The task: Give the number of lines in these entries that contain "down", and nothing more.

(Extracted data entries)
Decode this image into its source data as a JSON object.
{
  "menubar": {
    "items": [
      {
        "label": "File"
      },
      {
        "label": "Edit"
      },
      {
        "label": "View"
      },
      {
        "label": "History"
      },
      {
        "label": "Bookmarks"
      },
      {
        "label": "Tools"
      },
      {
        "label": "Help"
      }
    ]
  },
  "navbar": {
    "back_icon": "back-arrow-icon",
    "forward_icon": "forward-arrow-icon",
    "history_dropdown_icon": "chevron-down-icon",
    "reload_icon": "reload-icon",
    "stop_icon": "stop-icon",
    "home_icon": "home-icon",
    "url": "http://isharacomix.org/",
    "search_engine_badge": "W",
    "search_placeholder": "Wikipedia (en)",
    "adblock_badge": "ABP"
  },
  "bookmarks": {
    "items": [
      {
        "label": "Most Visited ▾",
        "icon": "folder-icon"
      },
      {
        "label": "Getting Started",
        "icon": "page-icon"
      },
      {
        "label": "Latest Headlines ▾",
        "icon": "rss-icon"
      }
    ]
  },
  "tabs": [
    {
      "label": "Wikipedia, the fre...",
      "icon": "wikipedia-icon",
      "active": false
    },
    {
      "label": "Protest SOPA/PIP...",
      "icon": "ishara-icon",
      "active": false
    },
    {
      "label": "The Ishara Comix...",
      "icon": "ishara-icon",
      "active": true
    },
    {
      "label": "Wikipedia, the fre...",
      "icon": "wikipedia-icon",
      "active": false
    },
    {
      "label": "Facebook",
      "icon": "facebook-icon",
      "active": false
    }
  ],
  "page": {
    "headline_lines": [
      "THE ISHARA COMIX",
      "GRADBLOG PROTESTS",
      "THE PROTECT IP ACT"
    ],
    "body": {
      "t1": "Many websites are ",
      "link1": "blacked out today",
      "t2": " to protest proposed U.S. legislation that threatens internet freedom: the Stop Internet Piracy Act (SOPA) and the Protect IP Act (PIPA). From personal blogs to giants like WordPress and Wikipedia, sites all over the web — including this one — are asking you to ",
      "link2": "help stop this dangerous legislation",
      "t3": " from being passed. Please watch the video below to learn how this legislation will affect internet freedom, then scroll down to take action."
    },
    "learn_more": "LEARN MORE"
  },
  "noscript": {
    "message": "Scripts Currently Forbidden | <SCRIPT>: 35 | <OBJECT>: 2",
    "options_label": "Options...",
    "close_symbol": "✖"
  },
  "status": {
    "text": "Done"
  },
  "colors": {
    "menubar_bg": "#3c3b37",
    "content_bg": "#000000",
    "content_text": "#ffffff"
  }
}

Result of this task: 2